Juba/Cologne: On the fourth anniversary of the independence of the South Sudan, Malteser International is giving an urgent warning of renewed famine in the country. The aid organization is calling on all those who carry responsibility to work consistently for a resolution of the violent conflict in the county. Because of the civil war in the country, fields cannot be planted and crops cannot be gathered. Since 9th July 2011 – the date of its independence, South Sudan has been not only the youngest country in the world, but also one of the most unstable. Independence was supposed to bring peace to the country, but since December 2013, the population has suffered under a renewed, and bloody, civil war.
“The root causes of the great need of the South Sudanese population lie essentially in many years of violent conflict, grounded on ethnic rivalries,” explains Sid Johann Peruvemba – Program Director of Malteser International. “As long as truces are not respected and observed, and conflict parties are not disarmed and brought to the negotiation table, local people are going to have to keep on living through enormous suffering.” On top of this comes the fact that violence and conflict in the country often poses a threat to humanitarian relief: making it difficult for aid workers to gain access to affected populations. “In order to break the constant cycle of hunger, violence and need, we urgently need peace initiatives at all levels, as well as the extra funding to build up the necessary aid measures,” said Peruvemba.
Something like every second family in South Sudan already does not know where its next meal is coming from. Because of the unceasing fighting, many families cannot till their fields, or grow their crops. Consequently, the price of grain and other staple foods has risen rapidly. This presents a serious problem especially for families that have taken on displaced people from other parts of the country. The confrontations and violence have placed the lives of around 11 million people in massive danger. According to estimates from the United Nations, by July, 4.6 million people – or around 40% of the population – are in acute danger of hunger. One million of them are in serious danger of losing their lives. More than 2 million South Sudanese people have been forced to leave their homes and villages since December 2013 in the face of violence and hunger, and flee to other regions or neighboring countries.
Malteser International has been working for an improved level of medical care for the population of South Sudan since 1996. This effort has also encompassed efforts in the key preventative areas of food security and water supply, upon which good health is heavily dependent:
In five villages near to the city of Wau in the north west of the South Sudanese federal state of Western Bahr al Ghazal, Malteser International is helping 850 especially needy families – in total more than 5,000 people – to make long term-improvements to the quality and security of their Food. Malteser International is returning abandoned acreage, irrigation systems and access roads to use; distributing seeds, plant cuttings and tools to the population, as well as setting up warehouses. The families are taught improved farming methods in training sessions – allowing them not only to increase the yield, but also the diversity of their crop: providing themselves with a healthier diet for the long-term.

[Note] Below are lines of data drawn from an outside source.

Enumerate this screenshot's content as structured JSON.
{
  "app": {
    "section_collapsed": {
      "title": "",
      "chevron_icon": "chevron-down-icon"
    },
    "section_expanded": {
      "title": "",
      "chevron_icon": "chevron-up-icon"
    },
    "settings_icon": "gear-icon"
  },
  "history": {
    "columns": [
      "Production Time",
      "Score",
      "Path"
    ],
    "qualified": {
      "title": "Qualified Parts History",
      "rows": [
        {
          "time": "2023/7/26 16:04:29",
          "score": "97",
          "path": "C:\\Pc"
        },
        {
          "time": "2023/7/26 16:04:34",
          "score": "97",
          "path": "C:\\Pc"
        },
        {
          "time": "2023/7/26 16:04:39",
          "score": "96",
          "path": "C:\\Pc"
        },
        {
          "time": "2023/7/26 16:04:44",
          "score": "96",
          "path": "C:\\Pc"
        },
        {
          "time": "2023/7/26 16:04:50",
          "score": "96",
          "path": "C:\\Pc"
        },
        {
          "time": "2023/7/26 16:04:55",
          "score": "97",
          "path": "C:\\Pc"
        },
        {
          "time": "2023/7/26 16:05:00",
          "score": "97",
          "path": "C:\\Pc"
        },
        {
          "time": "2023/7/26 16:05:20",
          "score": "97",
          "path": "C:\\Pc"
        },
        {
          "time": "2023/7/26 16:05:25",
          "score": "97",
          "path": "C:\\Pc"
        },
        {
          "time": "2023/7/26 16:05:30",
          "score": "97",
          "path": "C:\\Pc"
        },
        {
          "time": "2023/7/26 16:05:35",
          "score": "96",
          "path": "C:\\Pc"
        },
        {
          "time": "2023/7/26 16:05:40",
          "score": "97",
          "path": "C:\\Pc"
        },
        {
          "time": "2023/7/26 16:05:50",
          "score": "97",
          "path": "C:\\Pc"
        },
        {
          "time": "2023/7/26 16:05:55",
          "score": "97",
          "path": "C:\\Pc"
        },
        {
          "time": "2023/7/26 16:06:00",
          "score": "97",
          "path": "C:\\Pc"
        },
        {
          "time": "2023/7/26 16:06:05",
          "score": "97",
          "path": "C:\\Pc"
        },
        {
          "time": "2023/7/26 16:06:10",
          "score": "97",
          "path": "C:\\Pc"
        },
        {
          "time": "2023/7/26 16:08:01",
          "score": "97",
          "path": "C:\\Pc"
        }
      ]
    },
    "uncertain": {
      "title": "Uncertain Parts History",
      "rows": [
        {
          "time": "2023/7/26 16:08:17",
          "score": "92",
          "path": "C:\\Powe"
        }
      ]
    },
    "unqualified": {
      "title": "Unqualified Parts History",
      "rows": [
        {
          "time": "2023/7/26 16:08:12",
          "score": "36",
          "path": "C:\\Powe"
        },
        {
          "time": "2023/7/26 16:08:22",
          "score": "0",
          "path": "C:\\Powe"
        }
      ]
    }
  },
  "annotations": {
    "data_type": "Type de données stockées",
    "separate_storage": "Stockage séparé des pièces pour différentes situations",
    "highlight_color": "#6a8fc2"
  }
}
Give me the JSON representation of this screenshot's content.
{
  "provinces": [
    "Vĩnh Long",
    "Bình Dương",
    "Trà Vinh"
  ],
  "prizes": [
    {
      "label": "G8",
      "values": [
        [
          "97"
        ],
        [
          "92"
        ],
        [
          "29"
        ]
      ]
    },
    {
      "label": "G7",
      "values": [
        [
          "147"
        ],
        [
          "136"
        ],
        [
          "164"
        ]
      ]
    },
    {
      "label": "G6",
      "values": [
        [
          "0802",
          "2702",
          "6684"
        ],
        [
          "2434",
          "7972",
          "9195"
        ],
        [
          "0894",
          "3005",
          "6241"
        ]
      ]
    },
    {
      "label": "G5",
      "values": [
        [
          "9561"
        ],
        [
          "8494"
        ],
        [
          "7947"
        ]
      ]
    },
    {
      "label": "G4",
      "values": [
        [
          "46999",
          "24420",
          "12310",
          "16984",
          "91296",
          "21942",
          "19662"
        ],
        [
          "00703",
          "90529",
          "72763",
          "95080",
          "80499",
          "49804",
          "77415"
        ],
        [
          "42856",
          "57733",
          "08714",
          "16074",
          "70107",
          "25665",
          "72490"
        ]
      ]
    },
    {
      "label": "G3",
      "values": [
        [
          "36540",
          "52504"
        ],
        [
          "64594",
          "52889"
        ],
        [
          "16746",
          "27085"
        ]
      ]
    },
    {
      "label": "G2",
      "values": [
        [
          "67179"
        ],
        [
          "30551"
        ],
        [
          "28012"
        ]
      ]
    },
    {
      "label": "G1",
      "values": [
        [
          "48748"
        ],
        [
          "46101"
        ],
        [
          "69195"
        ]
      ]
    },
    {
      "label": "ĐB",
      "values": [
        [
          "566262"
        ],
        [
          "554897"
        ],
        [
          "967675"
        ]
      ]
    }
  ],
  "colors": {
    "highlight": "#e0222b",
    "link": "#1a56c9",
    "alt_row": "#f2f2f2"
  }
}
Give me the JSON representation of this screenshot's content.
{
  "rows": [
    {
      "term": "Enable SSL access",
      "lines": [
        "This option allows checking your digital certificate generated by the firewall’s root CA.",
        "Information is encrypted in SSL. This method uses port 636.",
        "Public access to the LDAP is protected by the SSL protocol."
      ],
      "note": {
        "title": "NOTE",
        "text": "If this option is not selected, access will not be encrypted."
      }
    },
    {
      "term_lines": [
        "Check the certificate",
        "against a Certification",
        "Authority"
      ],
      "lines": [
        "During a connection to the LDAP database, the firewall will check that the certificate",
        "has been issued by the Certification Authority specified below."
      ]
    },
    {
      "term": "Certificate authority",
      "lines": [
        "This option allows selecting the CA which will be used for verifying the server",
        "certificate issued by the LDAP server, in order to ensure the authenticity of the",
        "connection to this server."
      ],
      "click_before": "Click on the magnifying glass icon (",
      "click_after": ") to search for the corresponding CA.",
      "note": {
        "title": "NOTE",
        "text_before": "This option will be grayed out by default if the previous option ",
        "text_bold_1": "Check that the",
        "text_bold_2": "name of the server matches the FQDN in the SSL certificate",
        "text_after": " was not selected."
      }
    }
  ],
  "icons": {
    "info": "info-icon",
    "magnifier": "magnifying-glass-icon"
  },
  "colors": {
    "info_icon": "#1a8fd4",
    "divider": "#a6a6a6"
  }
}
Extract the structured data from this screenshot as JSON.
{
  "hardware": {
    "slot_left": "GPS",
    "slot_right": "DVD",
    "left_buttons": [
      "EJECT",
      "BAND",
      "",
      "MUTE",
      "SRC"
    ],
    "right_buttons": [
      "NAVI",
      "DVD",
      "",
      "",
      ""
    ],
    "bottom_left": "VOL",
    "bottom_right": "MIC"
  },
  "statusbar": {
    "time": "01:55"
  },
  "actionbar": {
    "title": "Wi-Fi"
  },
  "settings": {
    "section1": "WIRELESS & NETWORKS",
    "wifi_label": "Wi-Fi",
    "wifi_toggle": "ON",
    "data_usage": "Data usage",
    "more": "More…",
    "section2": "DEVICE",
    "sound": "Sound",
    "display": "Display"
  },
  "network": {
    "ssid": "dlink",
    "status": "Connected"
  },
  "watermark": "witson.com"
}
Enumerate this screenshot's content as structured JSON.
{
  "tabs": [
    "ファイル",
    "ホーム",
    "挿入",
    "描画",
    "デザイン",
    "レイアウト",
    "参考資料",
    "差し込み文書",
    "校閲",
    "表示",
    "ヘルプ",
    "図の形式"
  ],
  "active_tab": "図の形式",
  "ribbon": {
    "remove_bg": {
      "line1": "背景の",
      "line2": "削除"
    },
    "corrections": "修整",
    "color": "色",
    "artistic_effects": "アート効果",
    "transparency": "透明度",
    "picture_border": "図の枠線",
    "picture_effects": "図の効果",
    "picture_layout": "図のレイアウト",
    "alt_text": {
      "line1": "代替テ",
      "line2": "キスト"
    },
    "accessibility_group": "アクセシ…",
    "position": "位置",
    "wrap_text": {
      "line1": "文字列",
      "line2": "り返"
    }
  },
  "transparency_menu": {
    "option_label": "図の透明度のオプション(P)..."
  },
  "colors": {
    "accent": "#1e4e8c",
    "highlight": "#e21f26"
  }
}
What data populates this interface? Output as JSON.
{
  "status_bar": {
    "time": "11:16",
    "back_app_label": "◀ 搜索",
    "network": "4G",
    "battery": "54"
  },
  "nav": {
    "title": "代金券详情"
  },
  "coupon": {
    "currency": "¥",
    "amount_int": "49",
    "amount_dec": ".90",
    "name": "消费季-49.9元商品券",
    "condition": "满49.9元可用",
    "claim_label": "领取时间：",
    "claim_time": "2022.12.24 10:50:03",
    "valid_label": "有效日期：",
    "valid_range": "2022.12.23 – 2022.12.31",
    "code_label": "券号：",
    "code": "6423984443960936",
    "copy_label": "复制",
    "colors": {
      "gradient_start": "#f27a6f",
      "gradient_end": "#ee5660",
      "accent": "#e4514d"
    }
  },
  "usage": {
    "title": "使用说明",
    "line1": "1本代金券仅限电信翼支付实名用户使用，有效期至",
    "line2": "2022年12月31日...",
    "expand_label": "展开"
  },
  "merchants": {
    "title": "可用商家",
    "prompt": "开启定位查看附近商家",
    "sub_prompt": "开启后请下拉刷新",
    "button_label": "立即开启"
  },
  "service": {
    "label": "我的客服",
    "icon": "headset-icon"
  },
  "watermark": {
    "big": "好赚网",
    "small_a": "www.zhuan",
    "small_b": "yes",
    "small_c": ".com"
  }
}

- Since last year, Malteser International has provided food and household materials to more than 9,500 internally displaced people who had fled from the violence in South Sudan to the then relatively peaceful Maridi. As well as these aid materials, they were also provided with seeds and agricultural tools - so that they could grow vegetables themselves. Recently, however, in Maridi - as well as in other regions which had been thought to be relatively secure - reports of violent confrontations between the agricultural population and nomadic herdsmen in the region have been reported.
- In neighboring Uganda, where many South Sudanese people have also found refuge, Malteser International provides around 12,000 displaced people at a refugee camp with drinking water, using solar-powered motorized water pumps, high-level tanks and new distribution stati
Sid Johann Peruvemba, Program Director of Malteser International, is available for interviews.
Contact: Tel.: +49 (0)221 9822 155, or email: petra.ipp(at)malteser-international.org